And why the needle-thin, mesh style crepe should be on every chef’s new bill of innovation.
By Madhulika Dash; Picture courtesy Alka Jena
The first one will always crumble, says Manju Dash, as he guides tiny hands to make a cross on the griddle, or as most of them call it 'plus crepe'. It is almost the same, she continues, “albeit with a few differences like the batter is made of rice, and instead of the spatula, here it is a bunch of dhoobo grass (bermuda grass) tied into a brush that will be used to create patterns that are as thin, soft and supple as a well made French crepe. This however will be Chunchi Patra Pitha, or as some would call, Chinchi Patra Pitha.”
Incidentally, both the names come from the appearance, which is like a finely woven mesh, andthe technique of making it which at one point of time, says the septuagenarian culinary custodian, “was done with hand much like the Bangladeshi Chita Pitha Ruti, then came the brush made of grass which gave the pitha the same paper thin effect but with ease of doing so, to eventually a cotton ball/muslin cloth that eased the process of making this quick treat even easier.”
Fascinatingly, the two different styles of making the pitha is still followed in Das' maternal home and that of her in-laws where it has turned into a favourite treat for Lord Krishna.
For a pitha that is traditionally made today for the ocassion of Manabasa Gurubar (Lakshmi Puja) mostly, the journey of Chunchi Patra pitha , explains Dash, “began as one of the many ways that the produce could be used more efficiently. As a coastal kingdom back in the day, Odisha or Odra Desh was always a rice growing region that was rich with palm, coconut trees, fish and boasted of one of the oldest jaggery making industry. In fact, not just the portal towns of erstwhile Kalinga, every village that bore proximity to the sea were adept at a few things: the cultivation of a variety of paddy, the making of puffed rice (mudhi) and puffed paddy (khai), jaggery from palm and the art of pitha making – a huge variety of that some of which today we hear in stories or only can see a much evolved format.”

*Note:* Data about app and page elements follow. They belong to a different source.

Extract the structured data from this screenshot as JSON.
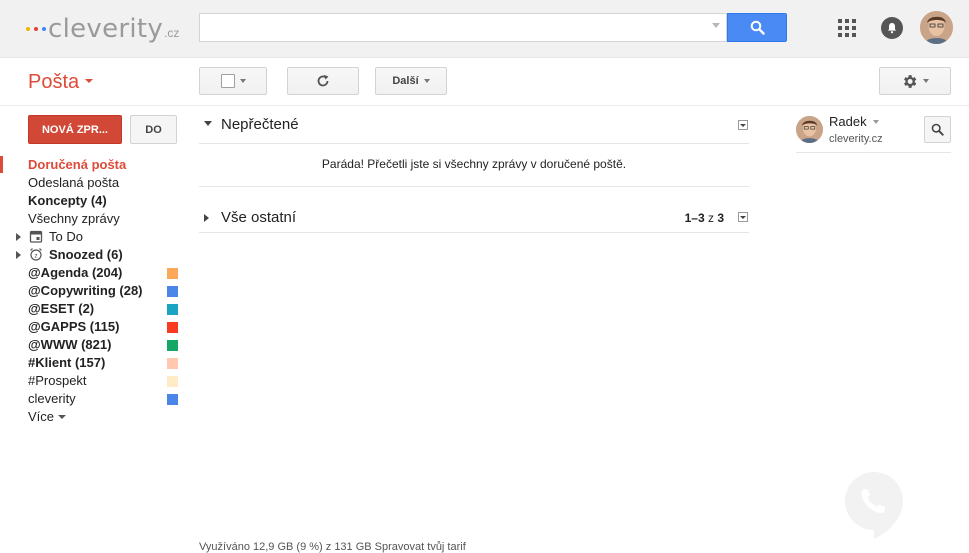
{
  "header": {
    "logo": {
      "brand": "cleverity",
      "tld": ".cz",
      "dot_colors": [
        "#f4b400",
        "#db4437",
        "#4285f4"
      ]
    },
    "search": {
      "value": "",
      "placeholder": ""
    },
    "icons": {
      "search": "search-icon",
      "apps": "apps-grid-icon",
      "notifications": "bell-icon",
      "account": "avatar"
    }
  },
  "toolbar": {
    "mail_title": "Pošta",
    "more_label": "Další",
    "icons": {
      "select": "checkbox-icon",
      "refresh": "refresh-icon",
      "settings": "gear-icon"
    }
  },
  "sidebar": {
    "compose_label": "NOVÁ ZPR...",
    "do_label": "DO",
    "items": [
      {
        "label": "Doručená pošta",
        "active": true
      },
      {
        "label": "Odeslaná pošta"
      },
      {
        "label": "Koncepty (4)",
        "bold": true
      },
      {
        "label": "Všechny zprávy"
      },
      {
        "label": "To Do",
        "icon": "calendar-icon",
        "expandable": true
      },
      {
        "label": "Snoozed (6)",
        "icon": "alarm-clock-icon",
        "expandable": true,
        "bold": true
      },
      {
        "label": "@Agenda (204)",
        "bold": true,
        "color": "#fda859"
      },
      {
        "label": "@Copywriting (28)",
        "bold": true,
        "color": "#4986e7"
      },
      {
        "label": "@ESET (2)",
        "bold": true,
        "color": "#19a5c2"
      },
      {
        "label": "@GAPPS (115)",
        "bold": true,
        "color": "#f83a22"
      },
      {
        "label": "@WWW (821)",
        "bold": true,
        "color": "#16a765"
      },
      {
        "label": "#Klient (157)",
        "bold": true,
        "color": "#ffc8af"
      },
      {
        "label": "#Prospekt",
        "color": "#ffebc6"
      },
      {
        "label": "cleverity",
        "color": "#4986e7"
      }
    ],
    "more_label": "Více"
  },
  "main": {
    "unread": {
      "title": "Nepřečtené",
      "message": "Paráda! Přečetli jste si všechny zprávy v doručené poště."
    },
    "everything": {
      "title": "Vše ostatní",
      "range": "1–3",
      "of": "z",
      "total": "3"
    },
    "footer": "Využíváno 12,9 GB (9 %) z 131 GB       Spravovat tvůj tarif"
  },
  "contact": {
    "name": "Radek",
    "domain": "cleverity.cz"
  },
  "colors": {
    "accent_red": "#dd4b39",
    "search_blue": "#4a8af4"
  }
}
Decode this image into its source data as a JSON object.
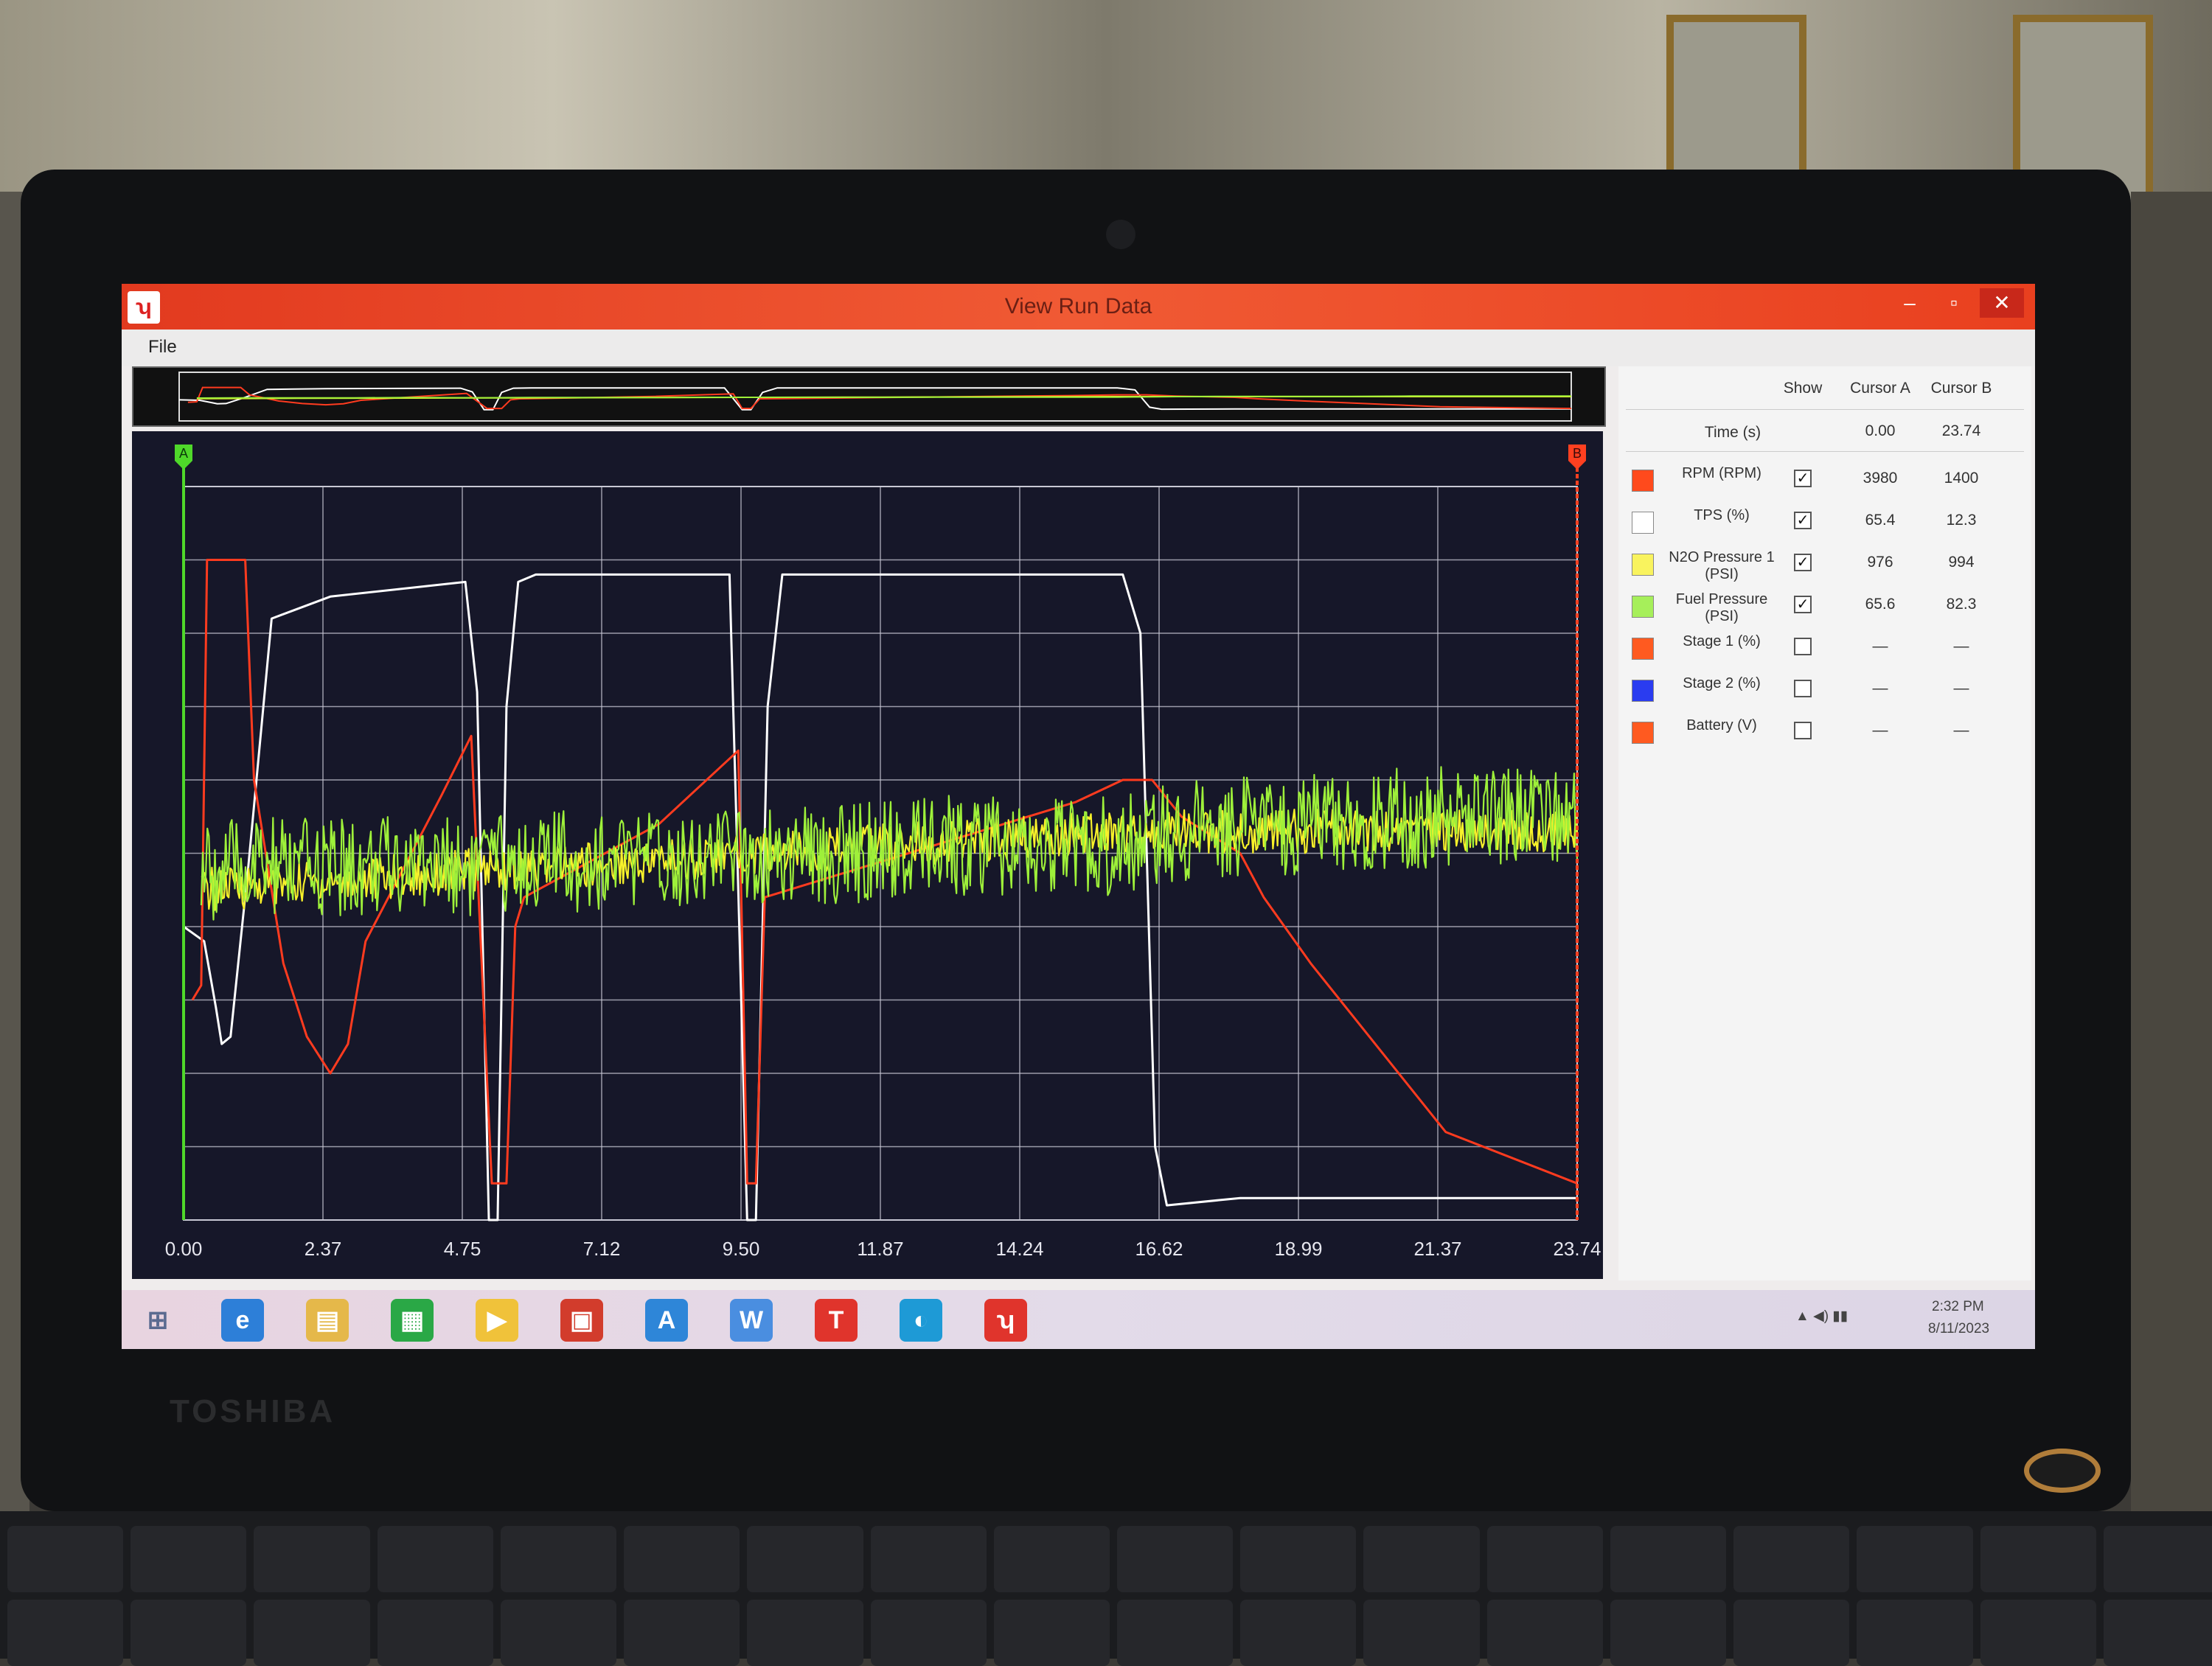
{
  "window": {
    "title": "View Run Data",
    "menu_file": "File"
  },
  "colors": {
    "rpm": "#ff3b1f",
    "tps": "#ffffff",
    "n2o": "#f7f12a",
    "fuel": "#9ef03a",
    "cursor_a": "#4fd82a",
    "cursor_b": "#ff4020",
    "plot_bg": "#161729",
    "grid": "#c8c8d4"
  },
  "cursors": {
    "a_label": "A",
    "b_label": "B"
  },
  "table": {
    "headers": {
      "show": "Show",
      "cursor_a": "Cursor A",
      "cursor_b": "Cursor B"
    },
    "time_row": {
      "label": "Time (s)",
      "a": "0.00",
      "b": "23.74"
    },
    "channels": [
      {
        "label": "RPM (RPM)",
        "color": "#ff4a1c",
        "shown": true,
        "a": "3980",
        "b": "1400"
      },
      {
        "label": "TPS (%)",
        "color": "#ffffff",
        "shown": true,
        "a": "65.4",
        "b": "12.3"
      },
      {
        "label": "N2O Pressure 1 (PSI)",
        "color": "#f9f35e",
        "shown": true,
        "a": "976",
        "b": "994"
      },
      {
        "label": "Fuel Pressure (PSI)",
        "color": "#a6ef5a",
        "shown": true,
        "a": "65.6",
        "b": "82.3"
      },
      {
        "label": "Stage 1 (%)",
        "color": "#ff5a20",
        "shown": false,
        "a": "—",
        "b": "—"
      },
      {
        "label": "Stage 2 (%)",
        "color": "#2a3cf0",
        "shown": false,
        "a": "—",
        "b": "—"
      },
      {
        "label": "Battery (V)",
        "color": "#ff5a20",
        "shown": false,
        "a": "—",
        "b": "—"
      }
    ]
  },
  "chart_data": {
    "type": "line",
    "x_ticks": [
      "0.00",
      "2.37",
      "4.75",
      "7.12",
      "9.50",
      "11.87",
      "14.24",
      "16.62",
      "18.99",
      "21.37",
      "23.74"
    ],
    "xlim": [
      0,
      23.74
    ],
    "grid": true,
    "series": [
      {
        "name": "TPS (%)",
        "color": "#ffffff",
        "x": [
          0,
          0.35,
          0.55,
          0.65,
          0.8,
          1.1,
          1.5,
          2.5,
          4.8,
          5.0,
          5.2,
          5.35,
          5.5,
          5.7,
          6.0,
          9.3,
          9.45,
          9.6,
          9.75,
          9.95,
          10.2,
          16.0,
          16.3,
          16.55,
          16.75,
          18.0,
          20.0,
          23.74
        ],
        "y": [
          40,
          38,
          29,
          24,
          25,
          48,
          82,
          85,
          87,
          72,
          0,
          0,
          70,
          87,
          88,
          88,
          45,
          0,
          0,
          70,
          88,
          88,
          80,
          10,
          2,
          3,
          3,
          3
        ]
      },
      {
        "name": "RPM (RPM)",
        "color": "#ff3b1f",
        "x": [
          0.15,
          0.3,
          0.4,
          1.05,
          1.2,
          1.7,
          2.1,
          2.5,
          2.8,
          3.1,
          4.4,
          4.9,
          5.25,
          5.5,
          5.65,
          5.8,
          8.1,
          9.45,
          9.6,
          9.75,
          9.9,
          15.2,
          16.0,
          16.5,
          17.0,
          18.0,
          18.4,
          19.2,
          21.5,
          23.74
        ],
        "y": [
          30,
          32,
          90,
          90,
          60,
          35,
          25,
          20,
          24,
          38,
          58,
          66,
          5,
          5,
          40,
          44,
          54,
          64,
          5,
          5,
          44,
          57,
          60,
          60,
          55,
          50,
          44,
          35,
          12,
          5
        ]
      },
      {
        "name": "N2O Pressure 1 (PSI)",
        "color": "#f7f12a",
        "x": [
          0.3,
          2.0,
          4.0,
          5.3,
          6.0,
          8.0,
          10.0,
          12.0,
          14.0,
          16.0,
          17.5,
          19.0,
          21.0,
          23.74
        ],
        "y": [
          45,
          46,
          47,
          48,
          48,
          49,
          50,
          51,
          52,
          53,
          53,
          53,
          53,
          53
        ]
      },
      {
        "name": "Fuel Pressure (PSI)",
        "color": "#9ef03a",
        "x": [
          0.3,
          1.0,
          2.0,
          3.0,
          4.0,
          5.0,
          6.0,
          7.0,
          8.0,
          9.0,
          10.0,
          11.0,
          12.0,
          13.0,
          14.0,
          15.0,
          16.0,
          17.0,
          18.0,
          19.0,
          20.0,
          21.0,
          22.0,
          23.74
        ],
        "y": [
          47,
          48,
          48,
          48,
          49,
          48,
          49,
          49,
          49,
          50,
          50,
          50,
          50,
          51,
          51,
          51,
          51,
          53,
          54,
          54,
          54,
          55,
          55,
          55
        ]
      }
    ]
  },
  "overview": {
    "xlim": [
      0,
      23.74
    ]
  },
  "taskbar": {
    "icons": [
      "windows-start-icon",
      "internet-explorer-icon",
      "file-explorer-icon",
      "store-icon",
      "media-icon",
      "app-red-icon",
      "app-blue-icon",
      "word-icon",
      "app-t-icon",
      "edge-icon",
      "nx-app-icon"
    ],
    "time": "2:32 PM",
    "date": "8/11/2023"
  },
  "hardware": {
    "brand": "TOSHIBA"
  }
}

What however garnered Chunchi Patra pitha, which, she continues, “needs a little skill to perfect is the easiness of the pitha. Unlike most pithas designed for a particular ritual or celebration that needs special preparation, Chunchi Patra Pitha can be made often with available resources. The only ingredient that is a must-have is the rice, which can be polished, unpolished, boiled or even broken.”
Chunchi Patra fame lay in its simplicity. Unlike its brethern that needed soaking, fermentation after grinding, this stylised version was made with a simple rice batter, says Dash, “where the rice was soaked for a few hours prior and once they could be broken between two fingertips, it was ready to be ground into a thin paste that was applied on swift stroke on a griddle, stuffed and folded into a parcel.”
The complete process works like a clockwork and quick. The idea behind making the pitha this way, she continues, “was to ensure that there is no moisture in either the paper like pitha or the filling, and yet it is soft enough that allowed creativity – the pitha can be rolled like a cigar (as shown in the picture) or the traditional way of turning it into a pracel - and had this melt in the mouth consistency. One of the reasons why the batter was kept absolutely thin for easy spread and the size of the pithas no more than two good bites.”
These factors while made Chunchi Patra Pitha a popular snack that could energise and a staple on the port and trading routes, it also lend it that intricacy, especially back in the day when most cooking was done on a chullah, and only the most experienced hand would be given the responsibility to make the pitha as over the time that griddle would turn super hot and thus needed both speed and timing to get these soft, delicious parcels out in time.”
Curiously, for all the easeness, artistry and goodness that the pitha had, recalls Dash, “over the years, it did lose the plot to the likes of Chakuli Pitha that even though appears like a plain Uttapa has the same versatility of taking on any filling, is soft and has a shelf life for an entire day thanks to the lentil used in the fermented batter. Why, there is little explanation even for the culinary custodian, who has taken upon herself to educate the new generation to some of the lesser known pithas of Odisha, one pitha at a time. But is glad that its association with Lakshmi Puja, we still speak about it.
In the past few years, Chunchi Patra Pitha has seen a resurgence courtesy culinary researcher like Alka Jena, who find the composition of the pitha a classic case study in the creation of classics. “It is the finest showcase of cook's ingenuity of not just knowing the ingredient and how to use the technique and heat to create a dish that is as unique in its flavours as it is in presenting a canvas to experiment.”
That could be the perfect reason to discover Chunchi Patra Pitha – the wondorous crepe of the East.